In the early days of Tan’s closer commitment to the club, it was often said that he might not know much about football, but he’s a shrewd business man who will not repeat the mistakes others at the club made in the decade before he arrived – if only that were true!
I’ll not go into details here about the examples of poor off field management at the club over the past two and a half years because I want to be able to watch the Reading match in nine days time, but, suffice it to say, the failure to use people with experience of football administration and financial practices has I believe cost the club an awful lot, not just in financial terms.

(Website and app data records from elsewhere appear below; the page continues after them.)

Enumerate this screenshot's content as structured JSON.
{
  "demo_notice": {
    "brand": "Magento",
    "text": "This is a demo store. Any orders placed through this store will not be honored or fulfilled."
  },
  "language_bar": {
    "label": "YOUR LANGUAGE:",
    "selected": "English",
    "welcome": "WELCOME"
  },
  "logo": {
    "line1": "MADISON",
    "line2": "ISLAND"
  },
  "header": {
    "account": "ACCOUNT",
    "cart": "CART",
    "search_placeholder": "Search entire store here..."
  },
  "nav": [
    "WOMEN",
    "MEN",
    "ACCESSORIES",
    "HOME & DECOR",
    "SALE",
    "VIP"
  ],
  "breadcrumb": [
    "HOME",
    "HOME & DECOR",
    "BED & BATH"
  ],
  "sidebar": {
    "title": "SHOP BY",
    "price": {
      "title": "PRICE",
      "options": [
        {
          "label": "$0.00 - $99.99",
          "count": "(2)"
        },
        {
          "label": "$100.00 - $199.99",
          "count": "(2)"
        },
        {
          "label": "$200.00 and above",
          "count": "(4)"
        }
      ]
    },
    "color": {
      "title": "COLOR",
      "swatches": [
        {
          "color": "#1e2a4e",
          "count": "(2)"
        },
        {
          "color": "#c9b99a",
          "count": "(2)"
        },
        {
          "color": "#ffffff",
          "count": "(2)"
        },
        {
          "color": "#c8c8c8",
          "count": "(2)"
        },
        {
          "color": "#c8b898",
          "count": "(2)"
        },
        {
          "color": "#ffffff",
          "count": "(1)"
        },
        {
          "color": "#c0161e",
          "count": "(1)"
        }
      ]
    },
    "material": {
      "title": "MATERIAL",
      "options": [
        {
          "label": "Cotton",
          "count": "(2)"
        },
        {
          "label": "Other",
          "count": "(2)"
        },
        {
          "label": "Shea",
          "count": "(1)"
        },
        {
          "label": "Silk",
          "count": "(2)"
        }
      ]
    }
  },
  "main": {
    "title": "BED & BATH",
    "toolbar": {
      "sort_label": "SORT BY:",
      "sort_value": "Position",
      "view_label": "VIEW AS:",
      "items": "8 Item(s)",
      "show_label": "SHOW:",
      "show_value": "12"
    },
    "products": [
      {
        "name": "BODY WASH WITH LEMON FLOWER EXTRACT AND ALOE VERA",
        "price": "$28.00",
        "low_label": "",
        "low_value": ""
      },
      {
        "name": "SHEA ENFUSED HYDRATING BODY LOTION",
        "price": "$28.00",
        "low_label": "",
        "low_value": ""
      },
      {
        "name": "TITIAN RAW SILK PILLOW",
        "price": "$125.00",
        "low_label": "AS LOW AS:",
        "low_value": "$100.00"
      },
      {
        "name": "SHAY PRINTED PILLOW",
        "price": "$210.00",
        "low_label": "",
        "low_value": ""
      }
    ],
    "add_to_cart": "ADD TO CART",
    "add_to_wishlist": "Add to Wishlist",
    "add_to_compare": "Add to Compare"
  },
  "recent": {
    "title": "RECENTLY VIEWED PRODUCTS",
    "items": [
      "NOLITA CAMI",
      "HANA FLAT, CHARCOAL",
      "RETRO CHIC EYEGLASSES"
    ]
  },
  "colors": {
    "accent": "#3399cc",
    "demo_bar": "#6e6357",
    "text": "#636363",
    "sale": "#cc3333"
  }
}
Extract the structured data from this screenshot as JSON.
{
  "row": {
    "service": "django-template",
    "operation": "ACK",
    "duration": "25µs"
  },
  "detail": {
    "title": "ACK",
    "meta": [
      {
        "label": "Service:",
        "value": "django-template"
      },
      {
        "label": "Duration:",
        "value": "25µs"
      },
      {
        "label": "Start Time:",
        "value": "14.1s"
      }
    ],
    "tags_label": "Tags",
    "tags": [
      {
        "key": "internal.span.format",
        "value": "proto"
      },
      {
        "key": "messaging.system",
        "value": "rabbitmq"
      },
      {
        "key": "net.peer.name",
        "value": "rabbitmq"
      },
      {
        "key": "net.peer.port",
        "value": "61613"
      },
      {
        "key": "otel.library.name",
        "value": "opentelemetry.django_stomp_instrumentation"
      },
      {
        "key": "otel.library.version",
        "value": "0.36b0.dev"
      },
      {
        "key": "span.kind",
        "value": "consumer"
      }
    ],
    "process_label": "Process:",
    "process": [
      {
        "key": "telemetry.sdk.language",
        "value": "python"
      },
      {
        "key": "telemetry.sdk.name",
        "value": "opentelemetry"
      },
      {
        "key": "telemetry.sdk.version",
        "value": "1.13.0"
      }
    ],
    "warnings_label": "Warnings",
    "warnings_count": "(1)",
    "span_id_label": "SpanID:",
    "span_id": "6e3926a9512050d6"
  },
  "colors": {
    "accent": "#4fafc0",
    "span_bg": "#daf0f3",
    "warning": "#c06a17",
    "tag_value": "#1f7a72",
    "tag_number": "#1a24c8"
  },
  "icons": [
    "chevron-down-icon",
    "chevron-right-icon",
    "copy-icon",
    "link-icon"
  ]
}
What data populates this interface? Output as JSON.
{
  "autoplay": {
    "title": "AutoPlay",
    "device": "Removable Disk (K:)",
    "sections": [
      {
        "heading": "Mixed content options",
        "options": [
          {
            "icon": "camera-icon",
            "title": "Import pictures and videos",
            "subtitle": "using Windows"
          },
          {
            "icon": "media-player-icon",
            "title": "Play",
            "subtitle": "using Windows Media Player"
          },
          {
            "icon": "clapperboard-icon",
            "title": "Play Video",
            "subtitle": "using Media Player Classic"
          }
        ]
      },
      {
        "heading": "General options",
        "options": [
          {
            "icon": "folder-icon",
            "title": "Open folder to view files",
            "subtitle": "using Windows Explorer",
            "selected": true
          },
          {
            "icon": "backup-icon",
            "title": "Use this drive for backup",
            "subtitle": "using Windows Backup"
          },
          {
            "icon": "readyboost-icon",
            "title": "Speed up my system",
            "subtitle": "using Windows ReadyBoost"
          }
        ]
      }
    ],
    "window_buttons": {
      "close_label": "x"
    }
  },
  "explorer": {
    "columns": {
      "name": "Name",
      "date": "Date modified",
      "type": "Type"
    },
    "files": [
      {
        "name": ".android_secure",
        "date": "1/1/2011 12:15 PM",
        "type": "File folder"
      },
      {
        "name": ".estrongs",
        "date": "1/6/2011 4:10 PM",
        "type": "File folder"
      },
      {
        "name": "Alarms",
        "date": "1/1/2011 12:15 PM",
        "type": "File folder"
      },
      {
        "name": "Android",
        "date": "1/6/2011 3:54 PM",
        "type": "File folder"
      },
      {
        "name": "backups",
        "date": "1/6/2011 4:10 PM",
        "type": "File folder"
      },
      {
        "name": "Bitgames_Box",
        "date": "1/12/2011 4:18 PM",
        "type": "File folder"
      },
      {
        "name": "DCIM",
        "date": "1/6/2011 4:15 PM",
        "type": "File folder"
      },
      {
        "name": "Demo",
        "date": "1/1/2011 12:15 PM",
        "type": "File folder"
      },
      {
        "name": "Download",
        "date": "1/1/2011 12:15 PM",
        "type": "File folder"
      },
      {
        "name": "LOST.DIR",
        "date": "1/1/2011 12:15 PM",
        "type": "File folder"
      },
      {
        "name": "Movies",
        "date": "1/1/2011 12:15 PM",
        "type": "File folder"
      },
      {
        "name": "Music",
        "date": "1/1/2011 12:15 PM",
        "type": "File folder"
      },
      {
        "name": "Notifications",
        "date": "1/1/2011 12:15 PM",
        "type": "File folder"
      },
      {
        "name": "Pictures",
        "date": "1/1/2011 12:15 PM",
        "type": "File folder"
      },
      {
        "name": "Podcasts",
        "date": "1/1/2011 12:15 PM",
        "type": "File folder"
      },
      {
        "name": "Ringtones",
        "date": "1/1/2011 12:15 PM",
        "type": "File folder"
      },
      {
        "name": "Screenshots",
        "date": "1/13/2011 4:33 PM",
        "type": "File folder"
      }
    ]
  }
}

Tan likes to give himself a fresh start from time to time which means he doesn’t have to take a share of the blame for things that happened under his watch. Hence the Committee that was set up around this time last year to discuss and make decisions on future transfers in the wake of the deals of the summer of 2013 that are still being investigated amid allegations of malpractice and yet were signed off by his appointee and the inference that he was an innocent bystander when the decision, now seen to be a disastrous one, to appoint Ole Gunnar Solskjær was made.
On the subject of managers, I wouldn’t be too critical of most of them in terms of what they managed to achieve on the pitch despite all of the off field shenanigans – nothing has been proved against Malky yet except that he was stupid and indiscreet when it came to his text messages and Dave Jones’ teams may have had a tendency towards mental frailty, but he did a good job for the club given the circumstances he worked under. However, I’ve got to make an exception with Ole – I take no pleasure in saying this, but I’m struggling to think of a single saving grace to his time at Cardiff (his signings were poor, the, supposedly more attacking, football dreadful, results were shocking, his team selections mind boggling, tactics baffling and the Mackay induced team spirit evaporated very quickly).
As stated above, I don’t believe there is a “chasm” between the two clubs when it comes to on field matters. True, we fell an awful long way in the nine months when Ole was here, but differences in playing terms are small compared to what else separates Cardiff City and Swansea City.
I’ve mentioned before that while Vincent Tan fails to deliver on promises made two and a half years ago regarding a new training ground (if I’m being honest, I’d not be too bothered if this came to nothing mind) and a debt to equity conversion, he remains no more than another Sam Hammam spending money left, right and centre and then leaving the club to pick up the tab – the truly worrying thing is that the figures involved now are so much more than they ever were under Hammam.
So far this season, Vincent Tan has opted not to come to any games this season preferring to make pronouncements on how things are going so well at Cardiff from his ivory tower in Kuala Lumpur. If he does get to take in a game this year (particularly one at Cardiff City Stadium) he may notice a few changes, because gradually throughout 2014 the feelgood factor at his club has been disappearing (not that there was much of it about in the latter months of 2013).
To me, this is another area where there is a “chasm” between the football clubs in Wales’ two biggest cities. Forty miles down the road from here is a club where a feelgood factor has been around for about a decade – it’s fun in so many ways being a Swansea fan, whereas at Cardiff, Tan’s rebrand has been a leading factor in turning his club into one lacking joy, enthusiasm and hope. Truth is though that Vincent Tan is not solely responsible for any chasm that exists between the two clubs – there’s a roll of dishonour starting with Sam Hammam that should be given their share of the “credit” as well.